- Problem description -
How many of the lines below have "initial" in them? Say the number and nothing more.

Excerpts from an interface dataset:
--- START ---

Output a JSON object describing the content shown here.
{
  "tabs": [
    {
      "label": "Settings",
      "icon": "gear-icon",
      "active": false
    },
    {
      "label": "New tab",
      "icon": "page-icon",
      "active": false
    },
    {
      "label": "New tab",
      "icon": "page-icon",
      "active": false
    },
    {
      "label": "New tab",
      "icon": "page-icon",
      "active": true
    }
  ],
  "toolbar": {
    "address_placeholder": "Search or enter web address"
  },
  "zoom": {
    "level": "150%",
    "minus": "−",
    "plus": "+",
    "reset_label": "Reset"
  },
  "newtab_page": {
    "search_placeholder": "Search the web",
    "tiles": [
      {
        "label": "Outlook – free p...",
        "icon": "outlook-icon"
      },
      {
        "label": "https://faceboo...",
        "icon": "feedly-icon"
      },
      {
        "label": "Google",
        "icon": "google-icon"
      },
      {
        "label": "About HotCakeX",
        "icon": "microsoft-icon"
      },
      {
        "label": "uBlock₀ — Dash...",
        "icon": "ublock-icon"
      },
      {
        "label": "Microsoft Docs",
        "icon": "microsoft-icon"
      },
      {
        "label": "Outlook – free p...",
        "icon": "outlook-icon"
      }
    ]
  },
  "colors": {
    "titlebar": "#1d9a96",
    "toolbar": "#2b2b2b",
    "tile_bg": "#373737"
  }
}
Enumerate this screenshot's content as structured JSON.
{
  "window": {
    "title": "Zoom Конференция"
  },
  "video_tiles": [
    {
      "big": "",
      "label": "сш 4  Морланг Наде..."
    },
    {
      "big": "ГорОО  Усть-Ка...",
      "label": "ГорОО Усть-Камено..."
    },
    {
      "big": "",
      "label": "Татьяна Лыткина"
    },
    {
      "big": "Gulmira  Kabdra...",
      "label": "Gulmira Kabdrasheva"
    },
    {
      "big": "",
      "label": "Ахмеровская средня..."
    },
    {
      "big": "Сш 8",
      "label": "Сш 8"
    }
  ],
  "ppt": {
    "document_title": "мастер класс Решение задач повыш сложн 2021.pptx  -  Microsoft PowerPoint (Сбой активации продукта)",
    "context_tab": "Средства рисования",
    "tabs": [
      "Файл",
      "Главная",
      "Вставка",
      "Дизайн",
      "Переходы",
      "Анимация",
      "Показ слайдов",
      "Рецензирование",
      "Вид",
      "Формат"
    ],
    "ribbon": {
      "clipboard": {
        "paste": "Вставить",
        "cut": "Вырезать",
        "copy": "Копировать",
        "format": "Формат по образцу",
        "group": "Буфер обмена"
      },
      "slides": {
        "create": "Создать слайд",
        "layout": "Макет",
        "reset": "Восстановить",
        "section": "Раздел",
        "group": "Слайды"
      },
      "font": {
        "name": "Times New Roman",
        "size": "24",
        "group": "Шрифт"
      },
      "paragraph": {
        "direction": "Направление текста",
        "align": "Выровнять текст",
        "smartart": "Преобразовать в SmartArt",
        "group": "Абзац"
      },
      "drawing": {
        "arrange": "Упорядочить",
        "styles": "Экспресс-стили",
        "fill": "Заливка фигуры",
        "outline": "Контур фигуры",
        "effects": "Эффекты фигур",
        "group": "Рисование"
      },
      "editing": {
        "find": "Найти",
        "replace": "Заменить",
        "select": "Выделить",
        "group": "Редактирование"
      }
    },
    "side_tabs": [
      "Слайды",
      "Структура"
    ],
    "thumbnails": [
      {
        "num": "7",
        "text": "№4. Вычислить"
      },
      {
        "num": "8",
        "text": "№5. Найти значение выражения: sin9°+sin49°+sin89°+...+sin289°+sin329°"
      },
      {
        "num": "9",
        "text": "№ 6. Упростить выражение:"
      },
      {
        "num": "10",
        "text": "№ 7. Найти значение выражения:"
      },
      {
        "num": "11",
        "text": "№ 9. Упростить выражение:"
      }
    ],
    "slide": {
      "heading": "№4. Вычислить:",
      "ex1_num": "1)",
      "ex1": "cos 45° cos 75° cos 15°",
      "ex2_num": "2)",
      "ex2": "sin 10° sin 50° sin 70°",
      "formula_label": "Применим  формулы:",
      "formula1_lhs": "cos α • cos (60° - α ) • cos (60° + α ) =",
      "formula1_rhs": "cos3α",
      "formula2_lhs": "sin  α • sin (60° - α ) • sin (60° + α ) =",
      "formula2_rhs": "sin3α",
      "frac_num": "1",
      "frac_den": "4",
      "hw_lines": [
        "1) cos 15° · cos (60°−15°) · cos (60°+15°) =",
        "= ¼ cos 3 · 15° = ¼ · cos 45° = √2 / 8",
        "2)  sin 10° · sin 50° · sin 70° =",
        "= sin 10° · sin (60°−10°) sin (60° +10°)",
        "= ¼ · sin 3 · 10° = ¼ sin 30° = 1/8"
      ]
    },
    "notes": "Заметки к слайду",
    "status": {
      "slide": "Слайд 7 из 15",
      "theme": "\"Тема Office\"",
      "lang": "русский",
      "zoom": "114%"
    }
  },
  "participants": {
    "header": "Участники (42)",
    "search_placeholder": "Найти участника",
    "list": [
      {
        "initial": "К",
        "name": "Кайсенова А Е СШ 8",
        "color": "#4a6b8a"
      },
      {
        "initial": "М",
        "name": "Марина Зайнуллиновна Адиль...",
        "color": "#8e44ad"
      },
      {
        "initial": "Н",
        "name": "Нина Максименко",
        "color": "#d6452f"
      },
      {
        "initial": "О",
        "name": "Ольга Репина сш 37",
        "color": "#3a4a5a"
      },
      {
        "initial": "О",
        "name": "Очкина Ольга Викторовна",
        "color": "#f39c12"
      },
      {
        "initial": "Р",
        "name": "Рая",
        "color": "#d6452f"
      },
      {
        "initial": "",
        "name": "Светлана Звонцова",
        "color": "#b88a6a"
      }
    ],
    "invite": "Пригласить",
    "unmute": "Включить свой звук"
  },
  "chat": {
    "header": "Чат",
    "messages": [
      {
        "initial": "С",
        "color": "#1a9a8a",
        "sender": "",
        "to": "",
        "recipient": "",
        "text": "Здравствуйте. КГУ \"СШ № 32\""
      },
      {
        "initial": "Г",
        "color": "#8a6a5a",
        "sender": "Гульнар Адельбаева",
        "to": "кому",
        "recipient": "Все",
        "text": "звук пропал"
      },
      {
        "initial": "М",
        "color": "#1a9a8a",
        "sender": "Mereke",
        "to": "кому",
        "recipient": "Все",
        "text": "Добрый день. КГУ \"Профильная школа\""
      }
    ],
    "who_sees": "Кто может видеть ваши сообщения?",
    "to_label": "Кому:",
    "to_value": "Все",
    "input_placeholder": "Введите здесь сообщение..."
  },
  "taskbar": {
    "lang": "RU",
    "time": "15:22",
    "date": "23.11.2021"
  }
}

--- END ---

- Exercise output -
10